A new drink-drive law in Scotland has made it illegal for drivers to have over 50 mg of alcohol in every 100 ml of blood. This means that having a drink in England could put a driver in problems once they cross the border to get into Scotland. According to the Guardian, Holyrood’s justice secretary, Michael Matheson, said Scotland was leading the way in the UK as the reduced limit came into force.
In England and the rest of the United Kingdom, the limit remains at 80 mg of alcohol per 100 ml of blood. Because of the new measures in Scotland, campaigners are calling on Westminster to take a tougher approach against drink-driving.
According to Sky News Online, there are proposals in Northern Ireland to follow suit. But the question of cross-border confusion still remains an issue. However, Scotland’s Justice Secretary Michael Matheson said drivers are responsible for ensuring that they do not break the law.
“People have a responsibility as drivers to make themselves aware of the regulations and rules of the country in which they’re driving. “We have different laws in Scotland over a range of different matters so it’s important that anyone visiting Scotland is made aware of that.”

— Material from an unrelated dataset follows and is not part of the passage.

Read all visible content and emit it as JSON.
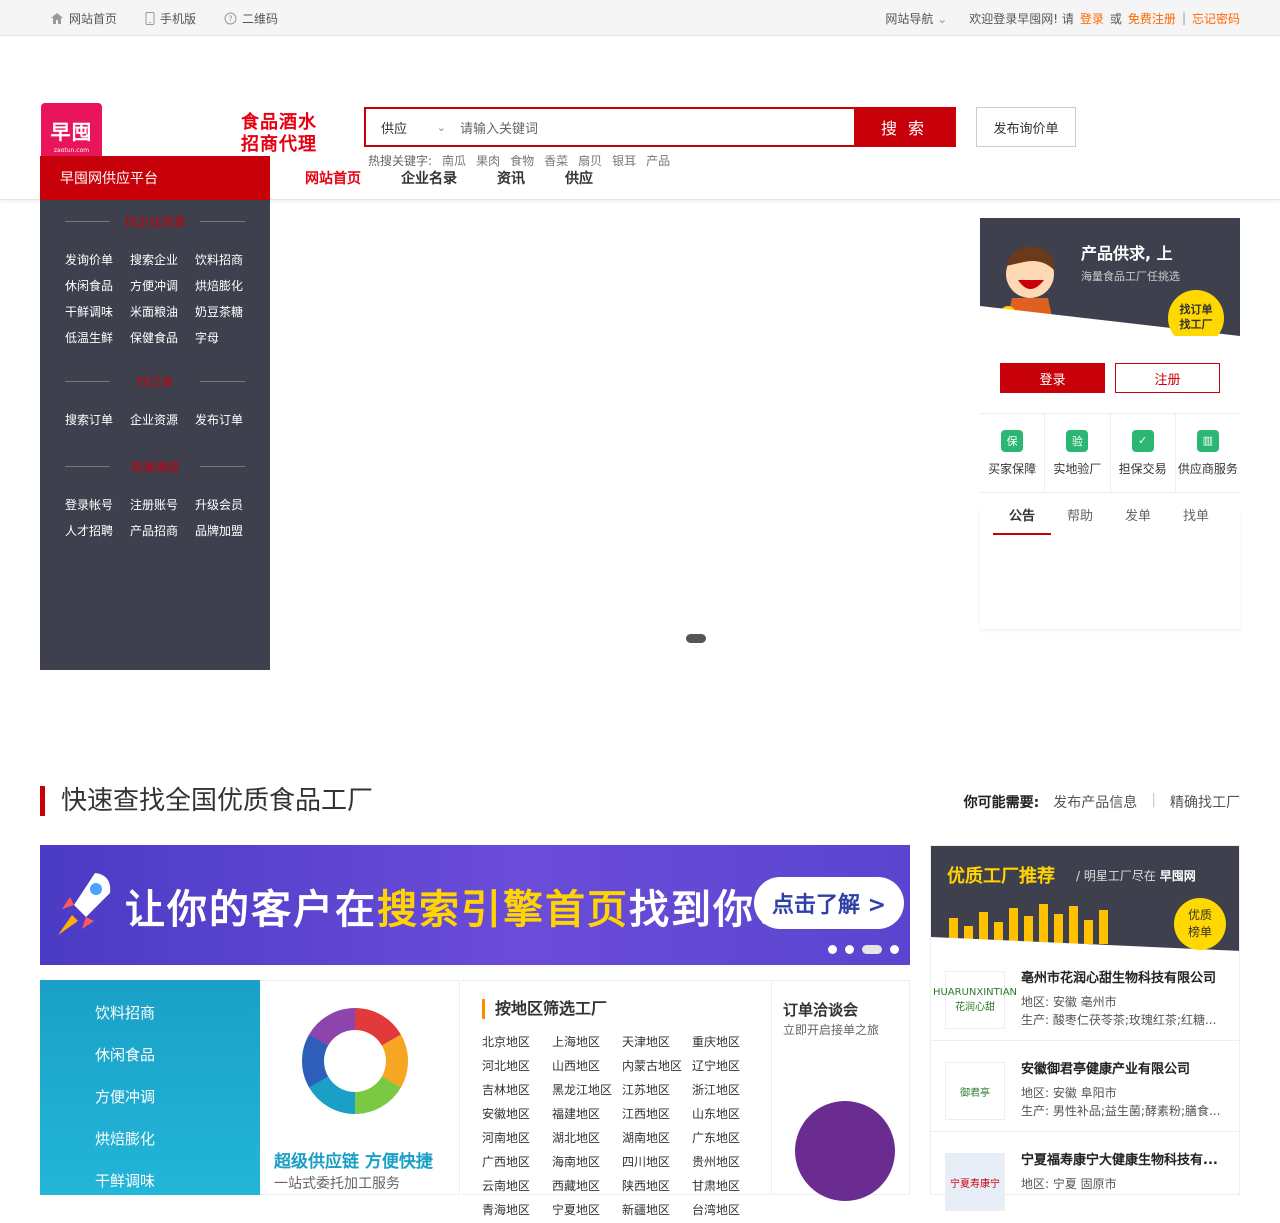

The lower limit for alcohol intake puts Scotland right in line with a lot of countries in the European Union. But while some drivers might find the new Scottish law against drink-driving difficult to obey, at least one road safety group in the UK is maintaing that the limit of 80 mg or even 50 mg of alcohol in every 100 ml of blood, should be reduced to 20 mg.

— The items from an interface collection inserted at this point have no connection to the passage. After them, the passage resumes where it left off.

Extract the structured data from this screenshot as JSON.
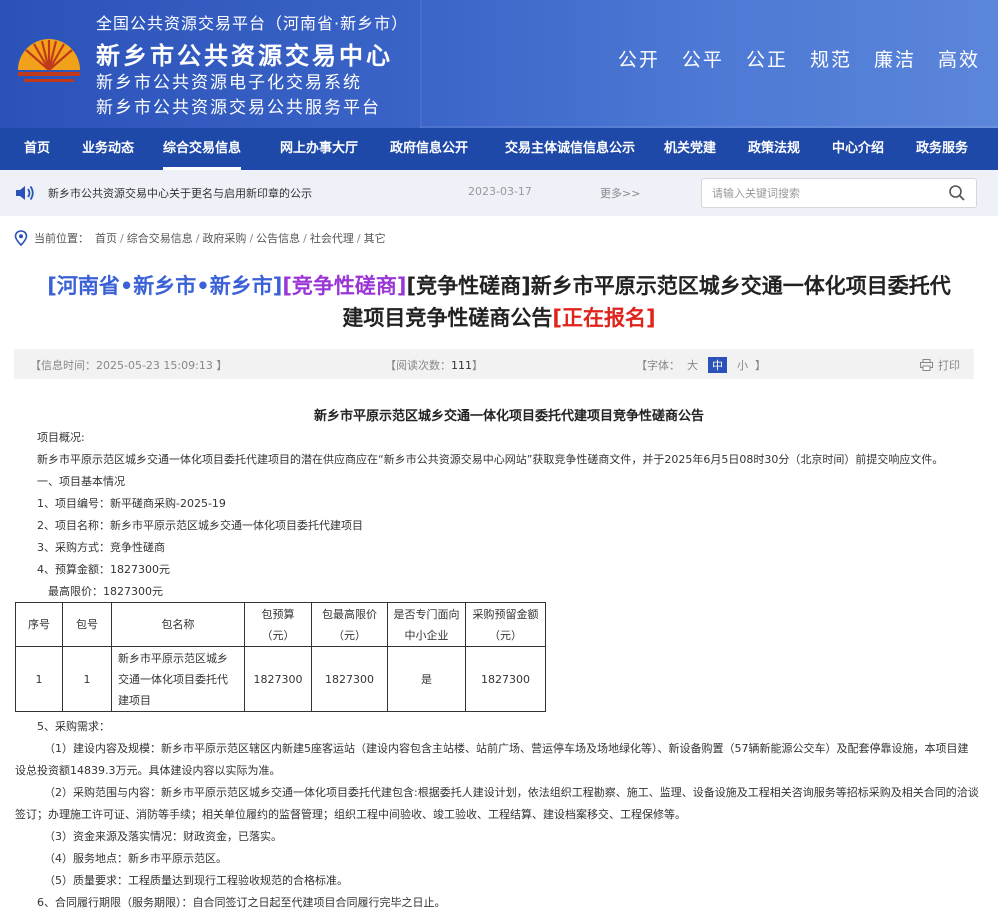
{
  "header": {
    "line1": "全国公共资源交易平台（河南省·新乡市）",
    "line2": "新乡市公共资源交易中心",
    "line3": "新乡市公共资源电子化交易系统",
    "line4": "新乡市公共资源交易公共服务平台",
    "slogans": [
      "公开",
      "公平",
      "公正",
      "规范",
      "廉洁",
      "高效"
    ]
  },
  "nav": {
    "items": [
      "首页",
      "业务动态",
      "综合交易信息",
      "网上办事大厅",
      "政府信息公开",
      "交易主体诚信信息公示",
      "机关党建",
      "政策法规",
      "中心介绍",
      "政务服务"
    ]
  },
  "notice": {
    "text": "新乡市公共资源交易中心关于更名与启用新印章的公示",
    "date": "2023-03-17",
    "more": "更多>>"
  },
  "search": {
    "placeholder": "请输入关键词搜索"
  },
  "breadcrumb": {
    "label": "当前位置：",
    "items": [
      "首页",
      "综合交易信息",
      "政府采购",
      "公告信息",
      "社会代理",
      "其它"
    ]
  },
  "title": {
    "seg1": "[河南省•新乡市•新乡市]",
    "seg2": "[竞争性磋商]",
    "seg3": "[竞争性磋商]新乡市平原示范区城乡交通一体化项目委托代",
    "seg4": "建项目竞争性磋商公告",
    "seg5": "[正在报名]"
  },
  "info": {
    "time": "【信息时间：2025-05-23 15:09:13 】",
    "reads_label": "【阅读次数：",
    "reads": "111",
    "reads_end": "】",
    "font_label": "【字体：",
    "sizes": [
      "大",
      "中",
      "小"
    ],
    "font_end": "】",
    "print": "打印"
  },
  "doc": {
    "title": "新乡市平原示范区城乡交通一体化项目委托代建项目竞争性磋商公告",
    "overview_label": "项目概况:",
    "overview": "新乡市平原示范区城乡交通一体化项目委托代建项目的潜在供应商应在“新乡市公共资源交易中心网站”获取竞争性磋商文件，并于2025年6月5日08时30分（北京时间）前提交响应文件。",
    "s1": "一、项目基本情况",
    "i1": "1、项目编号：新平磋商采购-2025-19",
    "i2": "2、项目名称：新乡市平原示范区城乡交通一体化项目委托代建项目",
    "i3": "3、采购方式：竞争性磋商",
    "i4": "4、预算金额：1827300元",
    "i4b": "最高限价：1827300元",
    "table": {
      "headers": [
        "序号",
        "包号",
        "包名称",
        "包预算\n（元）",
        "包最高限价\n（元）",
        "是否专门面向\n中小企业",
        "采购预留金额\n（元）"
      ],
      "row": [
        "1",
        "1",
        "新乡市平原示范区城乡交通一体化项目委托代建项目",
        "1827300",
        "1827300",
        "是",
        "1827300"
      ]
    },
    "i5": "5、采购需求：",
    "r1a": "（1）建设内容及规模：新乡市平原示范区辖区内新建5座客运站（建设内容包含主站楼、站前广场、营运停车场及场地绿化等）、新设备购置（57辆新能源公交车）及配套停靠设施，本项目建",
    "r1b": "设总投资额14839.3万元。具体建设内容以实际为准。",
    "r2a": "（2）采购范围与内容：新乡市平原示范区城乡交通一体化项目委托代建包含:根据委托人建设计划，依法组织工程勘察、施工、监理、设备设施及工程相关咨询服务等招标采购及相关合同的洽谈",
    "r2b": "签订；办理施工许可证、消防等手续；相关单位履约的监督管理；组织工程中间验收、竣工验收、工程结算、建设档案移交、工程保修等。",
    "r3": "（3）资金来源及落实情况：财政资金，已落实。",
    "r4": "（4）服务地点：新乡市平原示范区。",
    "r5": "（5）质量要求：工程质量达到现行工程验收规范的合格标准。",
    "i6": "6、合同履行期限（服务期限）：自合同签订之日起至代建项目合同履行完毕之日止。"
  },
  "colors": {
    "nav_bg": "#1f49a8",
    "title_blue": "#3a62d6",
    "title_purple": "#9b36d6",
    "title_red": "#e0241d"
  }
}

Brake’s deputy chief executive, Julie Townsend, said they support further reduction because of the suffering that drink-driving has caused.
“As a charity that supports bereaved and injured road crash victims, we witness the suffering that drink and drug-driving inflict, and appeal to everyone to help put a stop to it. Drink and drug-driving deaths and injuries are cruel and needless, ending and ruining lives and leaving traumatised families to pick up the pieces. If you’re driving home from celebrations this festive season, it’s vital you take your responsibility for people’s safety seriously, and stay completely off booze and drugs. It’s a fact that even small amounts of alcohol or drugs increase your risk of crashing. We welcome the new lower limit in Scotland as a positive stepping stone towards zero-tolerance.”
Drink-drive issues are prevalent in many countries including the U.S. An Inquisitr report in July said that a Texas Appeals Court jusge who was caught speeding was arrested for drunk-driving.
But as Scotland’s new drink-drive law goes into force, it is apparently in-line with what citizens want, as a new study has shown that 79 per cent of Scottish motorists support the reduction.
[Image via Daily Records]